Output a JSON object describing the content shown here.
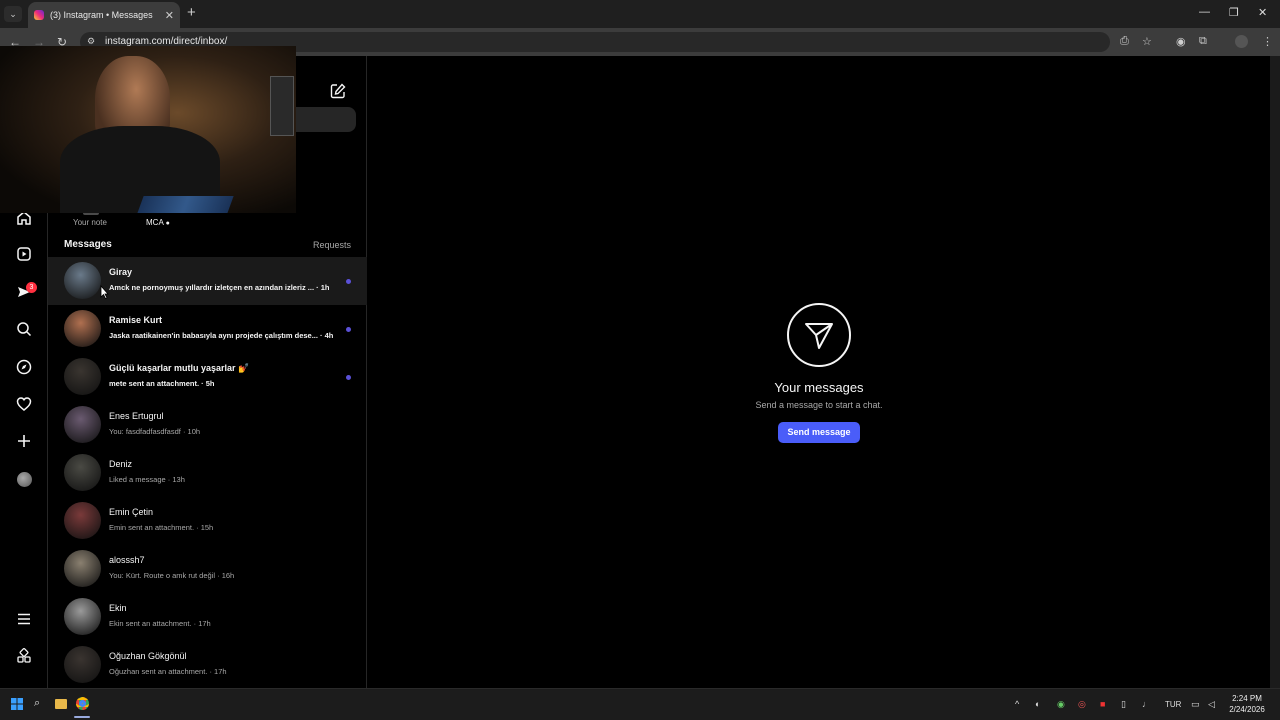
{
  "browser": {
    "tab_title": "(3) Instagram • Messages",
    "url": "instagram.com/direct/inbox/"
  },
  "nav": {
    "notification_count": "3"
  },
  "notes": {
    "your_note": "Your note",
    "mca": "MCA"
  },
  "list": {
    "heading": "Messages",
    "requests": "Requests",
    "conversations": [
      {
        "name": "Giray",
        "preview": "Amck ne pornoymuş yıllardır izletçen en azından izleriz ... · 1h",
        "unread": true,
        "highlight": true,
        "avatar": "#6a7a8a"
      },
      {
        "name": "Ramise Kurt",
        "preview": "Jaska raatikainen'in babasıyla aynı projede çalıştım dese... · 4h",
        "unread": true,
        "highlight": false,
        "avatar": "#b07050"
      },
      {
        "name": "Güçlü kaşarlar mutlu yaşarlar 💅",
        "preview": "mete sent an attachment. · 5h",
        "unread": true,
        "highlight": false,
        "avatar": "#3a3530"
      },
      {
        "name": "Enes Ertugrul",
        "preview": "You: fasdfadfasdfasdf · 10h",
        "unread": false,
        "highlight": false,
        "avatar": "#6a5a70"
      },
      {
        "name": "Deniz",
        "preview": "Liked a message · 13h",
        "unread": false,
        "highlight": false,
        "avatar": "#4a4a44"
      },
      {
        "name": "Emin Çetin",
        "preview": "Emin sent an attachment. · 15h",
        "unread": false,
        "highlight": false,
        "avatar": "#7a3a3a"
      },
      {
        "name": "alosssh7",
        "preview": "You: Kürt. Route o amk rut değil · 16h",
        "unread": false,
        "highlight": false,
        "avatar": "#8a8070"
      },
      {
        "name": "Ekin",
        "preview": "Ekin sent an attachment. · 17h",
        "unread": false,
        "highlight": false,
        "avatar": "#9a9a9a"
      },
      {
        "name": "Oğuzhan Gökgönül",
        "preview": "Oğuzhan sent an attachment. · 17h",
        "unread": false,
        "highlight": false,
        "avatar": "#3a3430"
      }
    ]
  },
  "empty": {
    "title": "Your messages",
    "subtitle": "Send a message to start a chat.",
    "button": "Send message"
  },
  "taskbar": {
    "lang": "TUR",
    "time": "2:24 PM",
    "date": "2/24/2026"
  },
  "colors": {
    "accent": "#4a5df9",
    "unread_dot": "#5b51d8",
    "badge": "#ff3040"
  }
}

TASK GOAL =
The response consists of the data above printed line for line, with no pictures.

TASK OUTPUT =
Output a JSON object describing the content shown here.
{
  "browser": {
    "tab_title": "(3) Instagram • Messages",
    "url": "instagram.com/direct/inbox/"
  },
  "nav": {
    "notification_count": "3"
  },
  "notes": {
    "your_note": "Your note",
    "mca": "MCA"
  },
  "list": {
    "heading": "Messages",
    "requests": "Requests",
    "conversations": [
      {
        "name": "Giray",
        "preview": "Amck ne pornoymuş yıllardır izletçen en azından izleriz ... · 1h",
        "unread": true,
        "highlight": true,
        "avatar": "#6a7a8a"
      },
      {
        "name": "Ramise Kurt",
        "preview": "Jaska raatikainen'in babasıyla aynı projede çalıştım dese... · 4h",
        "unread": true,
        "highlight": false,
        "avatar": "#b07050"
      },
      {
        "name": "Güçlü kaşarlar mutlu yaşarlar 💅",
        "preview": "mete sent an attachment. · 5h",
        "unread": true,
        "highlight": false,
        "avatar": "#3a3530"
      },
      {
        "name": "Enes Ertugrul",
        "preview": "You: fasdfadfasdfasdf · 10h",
        "unread": false,
        "highlight": false,
        "avatar": "#6a5a70"
      },
      {
        "name": "Deniz",
        "preview": "Liked a message · 13h",
        "unread": false,
        "highlight": false,
        "avatar": "#4a4a44"
      },
      {
        "name": "Emin Çetin",
        "preview": "Emin sent an attachment. · 15h",
        "unread": false,
        "highlight": false,
        "avatar": "#7a3a3a"
      },
      {
        "name": "alosssh7",
        "preview": "You: Kürt. Route o amk rut değil · 16h",
        "unread": false,
        "highlight": false,
        "avatar": "#8a8070"
      },
      {
        "name": "Ekin",
        "preview": "Ekin sent an attachment. · 17h",
        "unread": false,
        "highlight": false,
        "avatar": "#9a9a9a"
      },
      {
        "name": "Oğuzhan Gökgönül",
        "preview": "Oğuzhan sent an attachment. · 17h",
        "unread": false,
        "highlight": false,
        "avatar": "#3a3430"
      }
    ]
  },
  "empty": {
    "title": "Your messages",
    "subtitle": "Send a message to start a chat.",
    "button": "Send message"
  },
  "taskbar": {
    "lang": "TUR",
    "time": "2:24 PM",
    "date": "2/24/2026"
  },
  "colors": {
    "accent": "#4a5df9",
    "unread_dot": "#5b51d8",
    "badge": "#ff3040"
  }
}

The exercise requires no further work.